**Assignment**
Copy out each line of the data below in which the string "JSON" appears.

**Data for processing**
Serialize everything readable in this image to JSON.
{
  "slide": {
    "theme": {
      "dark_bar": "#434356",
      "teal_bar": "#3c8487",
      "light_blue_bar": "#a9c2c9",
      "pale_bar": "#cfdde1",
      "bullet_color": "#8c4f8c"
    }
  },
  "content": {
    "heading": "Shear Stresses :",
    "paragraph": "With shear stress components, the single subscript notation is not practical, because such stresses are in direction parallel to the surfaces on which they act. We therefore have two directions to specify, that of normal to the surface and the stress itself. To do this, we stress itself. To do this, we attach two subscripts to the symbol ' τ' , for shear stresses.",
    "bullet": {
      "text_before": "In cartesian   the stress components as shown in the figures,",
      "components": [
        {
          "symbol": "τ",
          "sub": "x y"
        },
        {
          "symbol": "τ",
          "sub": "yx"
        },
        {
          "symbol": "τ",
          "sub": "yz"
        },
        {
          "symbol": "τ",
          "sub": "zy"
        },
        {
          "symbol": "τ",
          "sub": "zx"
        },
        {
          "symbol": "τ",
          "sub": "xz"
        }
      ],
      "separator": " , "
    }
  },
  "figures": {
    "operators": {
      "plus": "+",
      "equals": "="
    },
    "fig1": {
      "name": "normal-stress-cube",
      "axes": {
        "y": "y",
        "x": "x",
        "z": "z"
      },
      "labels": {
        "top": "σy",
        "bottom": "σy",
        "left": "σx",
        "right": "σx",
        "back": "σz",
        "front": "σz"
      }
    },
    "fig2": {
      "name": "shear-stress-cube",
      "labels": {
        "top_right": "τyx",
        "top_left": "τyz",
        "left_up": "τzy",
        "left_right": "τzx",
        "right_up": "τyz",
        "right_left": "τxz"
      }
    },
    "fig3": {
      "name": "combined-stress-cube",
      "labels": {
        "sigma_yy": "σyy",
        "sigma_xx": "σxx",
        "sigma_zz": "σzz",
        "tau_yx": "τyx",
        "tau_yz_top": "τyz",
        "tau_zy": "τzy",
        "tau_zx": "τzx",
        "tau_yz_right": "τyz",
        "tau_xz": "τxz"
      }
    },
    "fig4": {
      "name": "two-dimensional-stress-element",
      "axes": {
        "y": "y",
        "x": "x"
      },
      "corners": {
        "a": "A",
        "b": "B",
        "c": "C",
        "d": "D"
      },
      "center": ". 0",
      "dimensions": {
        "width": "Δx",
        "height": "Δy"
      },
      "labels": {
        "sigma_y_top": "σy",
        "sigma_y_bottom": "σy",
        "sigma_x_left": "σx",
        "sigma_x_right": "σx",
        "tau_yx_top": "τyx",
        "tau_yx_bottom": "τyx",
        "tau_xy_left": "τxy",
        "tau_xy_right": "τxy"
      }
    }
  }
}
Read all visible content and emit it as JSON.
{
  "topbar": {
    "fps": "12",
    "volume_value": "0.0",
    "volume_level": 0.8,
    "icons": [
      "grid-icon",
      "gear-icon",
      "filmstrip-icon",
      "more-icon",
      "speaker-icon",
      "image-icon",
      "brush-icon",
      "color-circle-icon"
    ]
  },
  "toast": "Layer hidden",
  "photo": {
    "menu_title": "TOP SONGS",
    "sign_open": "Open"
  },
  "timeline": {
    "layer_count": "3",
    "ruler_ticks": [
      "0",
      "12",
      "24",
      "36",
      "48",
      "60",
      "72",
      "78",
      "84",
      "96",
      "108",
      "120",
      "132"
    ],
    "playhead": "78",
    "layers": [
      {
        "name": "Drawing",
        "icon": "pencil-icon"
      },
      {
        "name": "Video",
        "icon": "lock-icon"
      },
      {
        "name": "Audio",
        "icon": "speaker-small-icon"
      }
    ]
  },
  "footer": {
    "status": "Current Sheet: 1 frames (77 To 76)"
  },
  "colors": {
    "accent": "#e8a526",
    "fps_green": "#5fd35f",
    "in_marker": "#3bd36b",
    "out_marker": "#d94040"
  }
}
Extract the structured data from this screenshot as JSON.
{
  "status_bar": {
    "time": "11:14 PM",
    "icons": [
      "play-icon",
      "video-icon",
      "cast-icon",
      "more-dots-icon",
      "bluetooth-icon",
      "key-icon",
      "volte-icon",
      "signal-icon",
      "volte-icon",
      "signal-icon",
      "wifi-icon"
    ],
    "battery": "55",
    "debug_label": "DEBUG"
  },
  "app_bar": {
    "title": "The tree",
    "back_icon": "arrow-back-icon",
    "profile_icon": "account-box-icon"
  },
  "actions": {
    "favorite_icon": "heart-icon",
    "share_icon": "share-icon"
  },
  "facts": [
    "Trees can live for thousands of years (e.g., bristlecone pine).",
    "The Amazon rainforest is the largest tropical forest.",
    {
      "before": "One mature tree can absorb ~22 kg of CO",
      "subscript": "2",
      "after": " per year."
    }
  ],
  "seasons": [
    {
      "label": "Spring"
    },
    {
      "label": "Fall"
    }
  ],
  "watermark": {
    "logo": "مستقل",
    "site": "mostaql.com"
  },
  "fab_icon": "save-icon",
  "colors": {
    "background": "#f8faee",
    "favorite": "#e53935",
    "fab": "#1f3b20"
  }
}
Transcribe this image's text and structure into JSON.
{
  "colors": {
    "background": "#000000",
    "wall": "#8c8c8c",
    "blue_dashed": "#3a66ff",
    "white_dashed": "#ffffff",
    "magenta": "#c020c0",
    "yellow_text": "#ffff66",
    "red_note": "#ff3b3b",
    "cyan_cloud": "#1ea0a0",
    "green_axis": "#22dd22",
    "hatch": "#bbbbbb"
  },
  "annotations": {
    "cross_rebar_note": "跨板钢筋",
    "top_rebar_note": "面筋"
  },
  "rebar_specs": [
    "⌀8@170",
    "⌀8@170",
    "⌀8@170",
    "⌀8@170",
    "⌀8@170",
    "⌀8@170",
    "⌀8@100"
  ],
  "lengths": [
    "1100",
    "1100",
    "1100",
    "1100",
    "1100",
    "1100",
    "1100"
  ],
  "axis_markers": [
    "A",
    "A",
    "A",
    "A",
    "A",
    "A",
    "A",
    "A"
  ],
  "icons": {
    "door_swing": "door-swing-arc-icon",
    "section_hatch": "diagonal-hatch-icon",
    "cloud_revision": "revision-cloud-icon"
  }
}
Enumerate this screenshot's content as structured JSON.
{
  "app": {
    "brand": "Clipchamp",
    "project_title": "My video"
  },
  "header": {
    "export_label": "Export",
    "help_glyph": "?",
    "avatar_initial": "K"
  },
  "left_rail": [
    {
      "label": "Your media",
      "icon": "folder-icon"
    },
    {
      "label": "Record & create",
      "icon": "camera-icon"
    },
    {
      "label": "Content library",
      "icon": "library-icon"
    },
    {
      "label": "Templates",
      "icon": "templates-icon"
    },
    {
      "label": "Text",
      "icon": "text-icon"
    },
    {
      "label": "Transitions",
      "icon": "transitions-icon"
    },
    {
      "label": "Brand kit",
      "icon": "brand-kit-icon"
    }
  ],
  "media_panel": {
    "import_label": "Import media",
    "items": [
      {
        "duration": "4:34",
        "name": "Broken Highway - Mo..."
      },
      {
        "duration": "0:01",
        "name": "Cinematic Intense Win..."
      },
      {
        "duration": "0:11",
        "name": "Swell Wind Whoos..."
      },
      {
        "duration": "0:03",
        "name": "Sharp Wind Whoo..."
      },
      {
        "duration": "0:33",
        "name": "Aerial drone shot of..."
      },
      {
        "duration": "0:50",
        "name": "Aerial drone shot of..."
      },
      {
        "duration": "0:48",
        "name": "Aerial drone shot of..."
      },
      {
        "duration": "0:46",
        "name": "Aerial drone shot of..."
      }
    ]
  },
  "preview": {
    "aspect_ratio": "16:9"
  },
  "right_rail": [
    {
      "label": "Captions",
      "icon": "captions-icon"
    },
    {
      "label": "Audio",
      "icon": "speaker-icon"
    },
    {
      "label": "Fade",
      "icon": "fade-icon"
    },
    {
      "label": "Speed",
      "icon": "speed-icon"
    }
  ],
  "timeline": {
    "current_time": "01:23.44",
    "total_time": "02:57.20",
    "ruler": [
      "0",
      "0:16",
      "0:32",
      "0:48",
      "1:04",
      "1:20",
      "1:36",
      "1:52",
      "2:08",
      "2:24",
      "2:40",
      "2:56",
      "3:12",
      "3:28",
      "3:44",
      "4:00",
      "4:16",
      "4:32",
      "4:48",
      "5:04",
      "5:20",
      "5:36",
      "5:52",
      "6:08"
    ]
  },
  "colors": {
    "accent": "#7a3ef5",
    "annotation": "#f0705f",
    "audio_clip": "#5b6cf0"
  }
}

**Response to this task**
Serialize everything readable in this image to JSON.
Read all visible content and emit it as JSON.
Extract the structured data from this screenshot as JSON.
Transcribe this image's text and structure into JSON.
Enumerate this screenshot's content as structured JSON.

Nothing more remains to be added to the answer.